Older people are increasingly experiencing social isolation. Statutory services are unable to provide the one-to-one social aspect that a volunteer can provide which is a proven intervention in improving people’s mental health and wellbeing, reducing social isolation and providing associated health benefits of people re-engaging with their community through support.
Contact with a volunteer on a regular basis provides the opportunity for observation of a befriendee’s wellbeing and allows interventions to be explored or offered before the situation deteriorates to crisis level.
We believe that Befriending Plus complements the changing emphasis of statutory service provision towards re-ablement and helps to reduce the high demand on health and social care services.
East Dunbartonshire has the highest ratio of older people in Scotland. The percentage of population with dementia in the area is also greater than the national average and is expected to increase even further.
The clinic model contributes to a more efficient use of existing services through enhanced co-ordination of the existing resources of all of the partner organisations. They deliver flexibly and sensitively the type of advice and support that people with dementia have told us they need.

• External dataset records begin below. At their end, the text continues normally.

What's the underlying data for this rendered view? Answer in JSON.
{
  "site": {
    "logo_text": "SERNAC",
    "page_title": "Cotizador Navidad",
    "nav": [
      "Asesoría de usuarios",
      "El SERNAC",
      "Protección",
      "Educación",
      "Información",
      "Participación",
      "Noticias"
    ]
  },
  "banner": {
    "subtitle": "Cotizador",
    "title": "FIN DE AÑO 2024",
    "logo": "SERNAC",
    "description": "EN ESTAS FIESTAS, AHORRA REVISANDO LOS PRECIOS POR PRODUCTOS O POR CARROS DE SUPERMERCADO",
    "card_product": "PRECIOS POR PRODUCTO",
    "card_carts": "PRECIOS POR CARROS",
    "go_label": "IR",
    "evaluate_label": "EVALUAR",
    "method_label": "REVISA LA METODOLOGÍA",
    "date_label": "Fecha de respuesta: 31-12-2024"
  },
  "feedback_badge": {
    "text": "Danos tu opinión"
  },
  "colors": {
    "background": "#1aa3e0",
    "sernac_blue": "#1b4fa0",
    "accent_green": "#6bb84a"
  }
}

Support for carers where the continual disturbance of sleep is placing an intolerable pressure on family carers, placing the carers health at risk and affects their capacity to continue with caring tasks safely and adequately, and may result in the breakdown of care at home arrangements.
Carer burn-out or extreme fatigue has often been anecdotally cited by carers themselves as the lead cause for the cared-for being moved on to institutional hospital care, often viewed as an avoidable hospital admission.
This can often lead to poor personal outcomes for both the cared-for and the carer. Tackling this in a preventative manner has allowed carers to retain their physical and mental well-being, supporting them in the longer term in their caring role.